Your assignment:
Each line in the data holding "фигуры" should be listed.

<<<<

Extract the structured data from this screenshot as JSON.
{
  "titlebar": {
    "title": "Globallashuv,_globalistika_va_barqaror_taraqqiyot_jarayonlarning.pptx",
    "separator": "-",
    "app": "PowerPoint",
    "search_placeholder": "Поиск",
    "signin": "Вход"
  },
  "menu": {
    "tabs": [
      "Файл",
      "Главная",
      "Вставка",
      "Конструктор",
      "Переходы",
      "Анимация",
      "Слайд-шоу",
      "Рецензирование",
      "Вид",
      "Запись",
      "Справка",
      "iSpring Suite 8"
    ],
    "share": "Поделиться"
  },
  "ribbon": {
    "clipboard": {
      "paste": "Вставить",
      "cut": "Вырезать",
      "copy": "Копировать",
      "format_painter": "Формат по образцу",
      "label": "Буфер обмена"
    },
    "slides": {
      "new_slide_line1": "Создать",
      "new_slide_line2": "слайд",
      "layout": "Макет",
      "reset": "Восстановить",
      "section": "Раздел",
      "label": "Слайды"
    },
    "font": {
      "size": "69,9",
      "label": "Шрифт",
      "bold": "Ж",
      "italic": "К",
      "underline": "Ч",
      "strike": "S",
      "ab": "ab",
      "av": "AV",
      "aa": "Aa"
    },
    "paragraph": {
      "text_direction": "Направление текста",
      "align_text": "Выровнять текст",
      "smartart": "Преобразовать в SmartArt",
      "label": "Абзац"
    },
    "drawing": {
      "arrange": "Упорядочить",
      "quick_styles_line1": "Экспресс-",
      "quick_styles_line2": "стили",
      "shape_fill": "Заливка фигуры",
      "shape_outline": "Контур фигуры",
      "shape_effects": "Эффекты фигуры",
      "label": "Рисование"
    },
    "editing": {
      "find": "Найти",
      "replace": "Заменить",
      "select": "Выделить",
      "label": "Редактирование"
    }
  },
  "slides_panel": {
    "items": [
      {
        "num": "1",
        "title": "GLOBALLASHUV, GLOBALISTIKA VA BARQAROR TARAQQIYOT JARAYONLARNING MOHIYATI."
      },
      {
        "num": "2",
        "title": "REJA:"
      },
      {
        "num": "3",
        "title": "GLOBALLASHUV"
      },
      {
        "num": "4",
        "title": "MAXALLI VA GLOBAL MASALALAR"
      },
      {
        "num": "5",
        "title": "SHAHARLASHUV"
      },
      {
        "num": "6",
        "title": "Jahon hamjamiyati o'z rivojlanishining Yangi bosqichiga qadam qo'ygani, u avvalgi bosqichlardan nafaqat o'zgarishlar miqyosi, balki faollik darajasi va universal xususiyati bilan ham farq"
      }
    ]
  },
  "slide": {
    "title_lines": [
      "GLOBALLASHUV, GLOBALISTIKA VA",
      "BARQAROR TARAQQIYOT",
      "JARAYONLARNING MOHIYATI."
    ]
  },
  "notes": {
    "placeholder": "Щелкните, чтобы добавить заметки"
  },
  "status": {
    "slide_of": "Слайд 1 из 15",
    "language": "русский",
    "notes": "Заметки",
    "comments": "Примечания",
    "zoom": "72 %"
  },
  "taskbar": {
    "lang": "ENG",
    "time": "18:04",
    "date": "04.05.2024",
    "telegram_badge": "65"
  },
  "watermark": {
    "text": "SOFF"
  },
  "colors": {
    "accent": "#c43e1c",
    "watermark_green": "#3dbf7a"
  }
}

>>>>

Written answer:
      "shape_fill": "Заливка фигуры",
      "shape_outline": "Контур фигуры",
      "shape_effects": "Эффекты фигуры",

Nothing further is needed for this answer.